* PROBLEM *
What lines below contain the string "data"? List them all.

* RECORDS SUPPLIED *
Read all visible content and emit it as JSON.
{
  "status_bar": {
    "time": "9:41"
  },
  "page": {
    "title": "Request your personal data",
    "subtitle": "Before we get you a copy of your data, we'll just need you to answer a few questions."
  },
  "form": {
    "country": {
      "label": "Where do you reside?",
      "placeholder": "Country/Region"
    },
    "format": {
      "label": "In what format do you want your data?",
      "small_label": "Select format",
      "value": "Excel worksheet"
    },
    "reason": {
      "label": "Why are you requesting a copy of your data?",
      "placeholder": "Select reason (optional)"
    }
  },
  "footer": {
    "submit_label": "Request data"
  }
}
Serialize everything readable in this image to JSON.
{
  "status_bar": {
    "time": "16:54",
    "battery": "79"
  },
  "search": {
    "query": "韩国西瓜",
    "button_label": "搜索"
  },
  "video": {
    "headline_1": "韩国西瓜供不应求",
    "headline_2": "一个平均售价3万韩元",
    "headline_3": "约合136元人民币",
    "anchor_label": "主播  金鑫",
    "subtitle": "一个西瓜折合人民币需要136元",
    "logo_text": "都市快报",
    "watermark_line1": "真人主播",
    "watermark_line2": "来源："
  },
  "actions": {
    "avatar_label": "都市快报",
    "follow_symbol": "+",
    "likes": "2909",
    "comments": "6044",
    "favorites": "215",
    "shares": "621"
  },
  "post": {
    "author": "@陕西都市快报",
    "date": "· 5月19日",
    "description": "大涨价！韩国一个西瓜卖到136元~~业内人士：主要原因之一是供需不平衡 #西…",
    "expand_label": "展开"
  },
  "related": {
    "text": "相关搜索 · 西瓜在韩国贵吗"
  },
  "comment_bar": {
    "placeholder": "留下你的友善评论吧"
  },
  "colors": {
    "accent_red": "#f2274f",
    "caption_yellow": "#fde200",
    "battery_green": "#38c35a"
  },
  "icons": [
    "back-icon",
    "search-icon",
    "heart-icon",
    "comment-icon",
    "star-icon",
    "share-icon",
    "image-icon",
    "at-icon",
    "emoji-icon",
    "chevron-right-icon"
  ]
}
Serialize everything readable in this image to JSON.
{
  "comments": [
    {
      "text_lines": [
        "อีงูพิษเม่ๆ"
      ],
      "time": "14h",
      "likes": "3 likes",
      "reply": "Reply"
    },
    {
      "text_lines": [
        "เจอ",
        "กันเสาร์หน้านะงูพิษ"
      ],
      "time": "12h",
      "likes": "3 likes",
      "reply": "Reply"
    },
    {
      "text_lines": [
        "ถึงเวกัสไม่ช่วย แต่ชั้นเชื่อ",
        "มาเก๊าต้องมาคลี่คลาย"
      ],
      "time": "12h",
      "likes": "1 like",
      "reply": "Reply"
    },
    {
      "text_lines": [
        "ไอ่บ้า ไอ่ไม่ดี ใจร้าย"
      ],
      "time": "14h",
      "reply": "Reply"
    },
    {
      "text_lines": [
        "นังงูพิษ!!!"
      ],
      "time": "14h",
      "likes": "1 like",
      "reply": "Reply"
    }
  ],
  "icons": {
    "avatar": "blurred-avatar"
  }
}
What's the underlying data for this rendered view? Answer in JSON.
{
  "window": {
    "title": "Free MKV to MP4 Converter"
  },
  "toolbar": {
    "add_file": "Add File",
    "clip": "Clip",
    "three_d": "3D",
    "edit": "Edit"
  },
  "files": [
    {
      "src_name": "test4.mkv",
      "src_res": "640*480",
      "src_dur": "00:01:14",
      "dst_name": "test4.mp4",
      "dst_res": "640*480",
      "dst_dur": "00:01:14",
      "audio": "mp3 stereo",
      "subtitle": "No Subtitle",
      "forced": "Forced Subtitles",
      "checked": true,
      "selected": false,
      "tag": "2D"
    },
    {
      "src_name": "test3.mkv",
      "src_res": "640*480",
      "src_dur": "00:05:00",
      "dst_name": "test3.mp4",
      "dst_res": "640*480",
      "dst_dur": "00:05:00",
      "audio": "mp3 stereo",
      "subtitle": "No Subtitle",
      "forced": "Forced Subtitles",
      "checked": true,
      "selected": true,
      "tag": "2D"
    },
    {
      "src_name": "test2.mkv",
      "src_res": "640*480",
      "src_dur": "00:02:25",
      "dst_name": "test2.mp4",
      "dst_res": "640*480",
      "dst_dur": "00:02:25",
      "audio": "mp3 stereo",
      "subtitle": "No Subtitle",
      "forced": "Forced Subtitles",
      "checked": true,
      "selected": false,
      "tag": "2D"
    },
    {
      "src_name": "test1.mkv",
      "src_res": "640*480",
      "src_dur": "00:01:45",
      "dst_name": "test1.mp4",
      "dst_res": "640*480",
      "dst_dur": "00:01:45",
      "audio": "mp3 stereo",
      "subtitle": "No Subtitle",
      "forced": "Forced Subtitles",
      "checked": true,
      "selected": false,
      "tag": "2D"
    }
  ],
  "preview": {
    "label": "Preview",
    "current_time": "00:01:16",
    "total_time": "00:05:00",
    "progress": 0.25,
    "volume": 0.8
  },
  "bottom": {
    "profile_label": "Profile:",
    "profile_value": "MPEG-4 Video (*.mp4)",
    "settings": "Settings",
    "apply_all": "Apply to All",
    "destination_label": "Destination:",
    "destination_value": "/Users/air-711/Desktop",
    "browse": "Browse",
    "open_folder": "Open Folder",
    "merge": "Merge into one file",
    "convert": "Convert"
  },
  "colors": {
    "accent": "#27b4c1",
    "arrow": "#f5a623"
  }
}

* SOLVED EXERCISE *
    "title": "Request your personal data",
    "subtitle": "Before we get you a copy of your data, we'll just need you to answer a few questions."
      "label": "In what format do you want your data?",
      "label": "Why are you requesting a copy of your data?",
    "submit_label": "Request data"
What's the underlying data for this rendered view? Answer in JSON.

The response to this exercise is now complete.